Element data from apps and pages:
══════════

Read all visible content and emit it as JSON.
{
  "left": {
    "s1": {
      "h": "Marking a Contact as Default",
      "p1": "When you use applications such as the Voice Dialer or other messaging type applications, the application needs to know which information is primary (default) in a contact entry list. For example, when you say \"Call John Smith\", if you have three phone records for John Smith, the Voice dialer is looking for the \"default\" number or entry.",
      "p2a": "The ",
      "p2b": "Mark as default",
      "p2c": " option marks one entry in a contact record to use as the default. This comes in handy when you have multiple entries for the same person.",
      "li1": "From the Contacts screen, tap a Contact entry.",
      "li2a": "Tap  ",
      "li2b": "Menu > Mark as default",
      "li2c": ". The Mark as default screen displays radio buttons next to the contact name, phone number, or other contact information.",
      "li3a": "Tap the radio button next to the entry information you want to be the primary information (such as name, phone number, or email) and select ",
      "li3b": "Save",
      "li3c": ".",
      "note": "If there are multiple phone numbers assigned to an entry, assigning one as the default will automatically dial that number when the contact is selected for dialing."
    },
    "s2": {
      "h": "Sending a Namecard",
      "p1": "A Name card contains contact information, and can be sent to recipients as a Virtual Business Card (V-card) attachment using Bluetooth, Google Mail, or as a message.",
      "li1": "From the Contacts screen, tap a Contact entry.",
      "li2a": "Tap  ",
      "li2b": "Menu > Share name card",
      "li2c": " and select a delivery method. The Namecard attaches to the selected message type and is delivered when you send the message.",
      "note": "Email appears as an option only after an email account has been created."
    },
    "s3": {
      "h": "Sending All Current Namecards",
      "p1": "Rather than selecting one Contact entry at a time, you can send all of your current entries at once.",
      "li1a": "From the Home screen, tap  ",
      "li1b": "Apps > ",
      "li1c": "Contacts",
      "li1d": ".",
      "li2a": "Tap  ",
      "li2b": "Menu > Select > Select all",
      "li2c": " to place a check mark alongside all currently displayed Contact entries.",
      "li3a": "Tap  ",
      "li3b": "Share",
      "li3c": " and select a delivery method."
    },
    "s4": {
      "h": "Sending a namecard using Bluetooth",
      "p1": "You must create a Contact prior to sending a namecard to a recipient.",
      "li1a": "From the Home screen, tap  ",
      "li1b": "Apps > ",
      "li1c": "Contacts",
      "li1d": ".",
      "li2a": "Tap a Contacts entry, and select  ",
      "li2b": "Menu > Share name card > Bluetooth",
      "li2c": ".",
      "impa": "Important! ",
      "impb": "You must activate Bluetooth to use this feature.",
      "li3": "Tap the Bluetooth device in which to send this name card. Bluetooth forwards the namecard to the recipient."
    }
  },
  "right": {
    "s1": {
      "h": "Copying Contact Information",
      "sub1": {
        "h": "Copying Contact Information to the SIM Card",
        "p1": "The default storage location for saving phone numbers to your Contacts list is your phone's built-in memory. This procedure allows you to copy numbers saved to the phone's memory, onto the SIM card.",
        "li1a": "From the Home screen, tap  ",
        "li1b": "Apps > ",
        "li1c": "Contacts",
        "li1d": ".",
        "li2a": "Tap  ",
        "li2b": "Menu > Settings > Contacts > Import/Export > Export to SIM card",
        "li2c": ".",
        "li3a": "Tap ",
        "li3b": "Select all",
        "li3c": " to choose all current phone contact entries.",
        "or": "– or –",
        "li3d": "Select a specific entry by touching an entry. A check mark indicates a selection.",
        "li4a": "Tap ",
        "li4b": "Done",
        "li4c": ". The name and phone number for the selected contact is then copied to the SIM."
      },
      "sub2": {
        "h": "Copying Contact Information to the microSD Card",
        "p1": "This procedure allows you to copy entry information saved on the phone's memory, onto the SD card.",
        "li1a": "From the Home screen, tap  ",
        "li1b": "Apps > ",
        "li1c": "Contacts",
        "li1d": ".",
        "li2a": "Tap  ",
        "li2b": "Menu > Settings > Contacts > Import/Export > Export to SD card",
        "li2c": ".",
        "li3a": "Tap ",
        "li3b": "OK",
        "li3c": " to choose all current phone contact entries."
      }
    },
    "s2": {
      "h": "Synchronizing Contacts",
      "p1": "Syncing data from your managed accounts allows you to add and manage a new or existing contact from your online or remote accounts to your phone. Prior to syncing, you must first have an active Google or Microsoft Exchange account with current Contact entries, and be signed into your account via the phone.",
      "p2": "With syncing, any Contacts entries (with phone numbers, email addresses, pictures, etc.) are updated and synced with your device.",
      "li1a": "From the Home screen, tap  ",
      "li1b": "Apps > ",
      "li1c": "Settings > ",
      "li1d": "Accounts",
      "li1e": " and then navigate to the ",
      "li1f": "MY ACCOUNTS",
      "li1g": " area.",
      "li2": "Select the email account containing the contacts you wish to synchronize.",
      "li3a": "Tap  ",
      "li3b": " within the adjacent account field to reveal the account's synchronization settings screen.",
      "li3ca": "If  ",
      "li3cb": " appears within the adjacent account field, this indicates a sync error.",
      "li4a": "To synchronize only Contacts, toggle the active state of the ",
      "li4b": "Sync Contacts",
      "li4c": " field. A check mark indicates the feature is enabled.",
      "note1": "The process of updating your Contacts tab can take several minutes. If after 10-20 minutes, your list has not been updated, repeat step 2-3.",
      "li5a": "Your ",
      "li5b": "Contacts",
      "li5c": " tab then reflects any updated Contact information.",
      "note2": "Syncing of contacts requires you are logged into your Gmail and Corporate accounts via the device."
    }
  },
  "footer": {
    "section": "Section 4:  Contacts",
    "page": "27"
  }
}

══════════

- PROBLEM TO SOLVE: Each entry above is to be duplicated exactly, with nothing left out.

- WRITTEN SOLUTION:
Read all visible content and emit it as JSON.
{
  "left": {
    "s1": {
      "h": "Marking a Contact as Default",
      "p1": "When you use applications such as the Voice Dialer or other messaging type applications, the application needs to know which information is primary (default) in a contact entry list. For example, when you say \"Call John Smith\", if you have three phone records for John Smith, the Voice dialer is looking for the \"default\" number or entry.",
      "p2a": "The ",
      "p2b": "Mark as default",
      "p2c": " option marks one entry in a contact record to use as the default. This comes in handy when you have multiple entries for the same person.",
      "li1": "From the Contacts screen, tap a Contact entry.",
      "li2a": "Tap  ",
      "li2b": "Menu > Mark as default",
      "li2c": ". The Mark as default screen displays radio buttons next to the contact name, phone number, or other contact information.",
      "li3a": "Tap the radio button next to the entry information you want to be the primary information (such as name, phone number, or email) and select ",
      "li3b": "Save",
      "li3c": ".",
      "note": "If there are multiple phone numbers assigned to an entry, assigning one as the default will automatically dial that number when the contact is selected for dialing."
    },
    "s2": {
      "h": "Sending a Namecard",
      "p1": "A Name card contains contact information, and can be sent to recipients as a Virtual Business Card (V-card) attachment using Bluetooth, Google Mail, or as a message.",
      "li1": "From the Contacts screen, tap a Contact entry.",
      "li2a": "Tap  ",
      "li2b": "Menu > Share name card",
      "li2c": " and select a delivery method. The Namecard attaches to the selected message type and is delivered when you send the message.",
      "note": "Email appears as an option only after an email account has been created."
    },
    "s3": {
      "h": "Sending All Current Namecards",
      "p1": "Rather than selecting one Contact entry at a time, you can send all of your current entries at once.",
      "li1a": "From the Home screen, tap  ",
      "li1b": "Apps > ",
      "li1c": "Contacts",
      "li1d": ".",
      "li2a": "Tap  ",
      "li2b": "Menu > Select > Select all",
      "li2c": " to place a check mark alongside all currently displayed Contact entries.",
      "li3a": "Tap  ",
      "li3b": "Share",
      "li3c": " and select a delivery method."
    },
    "s4": {
      "h": "Sending a namecard using Bluetooth",
      "p1": "You must create a Contact prior to sending a namecard to a recipient.",
      "li1a": "From the Home screen, tap  ",
      "li1b": "Apps > ",
      "li1c": "Contacts",
      "li1d": ".",
      "li2a": "Tap a Contacts entry, and select  ",
      "li2b": "Menu > Share name card > Bluetooth",
      "li2c": ".",
      "impa": "Important! ",
      "impb": "You must activate Bluetooth to use this feature.",
      "li3": "Tap the Bluetooth device in which to send this name card. Bluetooth forwards the namecard to the recipient."
    }
  },
  "right": {
    "s1": {
      "h": "Copying Contact Information",
      "sub1": {
        "h": "Copying Contact Information to the SIM Card",
        "p1": "The default storage location for saving phone numbers to your Contacts list is your phone's built-in memory. This procedure allows you to copy numbers saved to the phone's memory, onto the SIM card.",
        "li1a": "From the Home screen, tap  ",
        "li1b": "Apps > ",
        "li1c": "Contacts",
        "li1d": ".",
        "li2a": "Tap  ",
        "li2b": "Menu > Settings > Contacts > Import/Export > Export to SIM card",
        "li2c": ".",
        "li3a": "Tap ",
        "li3b": "Select all",
        "li3c": " to choose all current phone contact entries.",
        "or": "– or –",
        "li3d": "Select a specific entry by touching an entry. A check mark indicates a selection.",
        "li4a": "Tap ",
        "li4b": "Done",
        "li4c": ". The name and phone number for the selected contact is then copied to the SIM."
      },
      "sub2": {
        "h": "Copying Contact Information to the microSD Card",
        "p1": "This procedure allows you to copy entry information saved on the phone's memory, onto the SD card.",
        "li1a": "From the Home screen, tap  ",
        "li1b": "Apps > ",
        "li1c": "Contacts",
        "li1d": ".",
        "li2a": "Tap  ",
        "li2b": "Menu > Settings > Contacts > Import/Export > Export to SD card",
        "li2c": ".",
        "li3a": "Tap ",
        "li3b": "OK",
        "li3c": " to choose all current phone contact entries."
      }
    },
    "s2": {
      "h": "Synchronizing Contacts",
      "p1": "Syncing data from your managed accounts allows you to add and manage a new or existing contact from your online or remote accounts to your phone. Prior to syncing, you must first have an active Google or Microsoft Exchange account with current Contact entries, and be signed into your account via the phone.",
      "p2": "With syncing, any Contacts entries (with phone numbers, email addresses, pictures, etc.) are updated and synced with your device.",
      "li1a": "From the Home screen, tap  ",
      "li1b": "Apps > ",
      "li1c": "Settings > ",
      "li1d": "Accounts",
      "li1e": " and then navigate to the ",
      "li1f": "MY ACCOUNTS",
      "li1g": " area.",
      "li2": "Select the email account containing the contacts you wish to synchronize.",
      "li3a": "Tap  ",
      "li3b": " within the adjacent account field to reveal the account's synchronization settings screen.",
      "li3ca": "If  ",
      "li3cb": " appears within the adjacent account field, this indicates a sync error.",
      "li4a": "To synchronize only Contacts, toggle the active state of the ",
      "li4b": "Sync Contacts",
      "li4c": " field. A check mark indicates the feature is enabled.",
      "note1": "The process of updating your Contacts tab can take several minutes. If after 10-20 minutes, your list has not been updated, repeat step 2-3.",
      "li5a": "Your ",
      "li5b": "Contacts",
      "li5c": " tab then reflects any updated Contact information.",
      "note2": "Syncing of contacts requires you are logged into your Gmail and Corporate accounts via the device."
    }
  },
  "footer": {
    "section": "Section 4:  Contacts",
    "page": "27"
  }
}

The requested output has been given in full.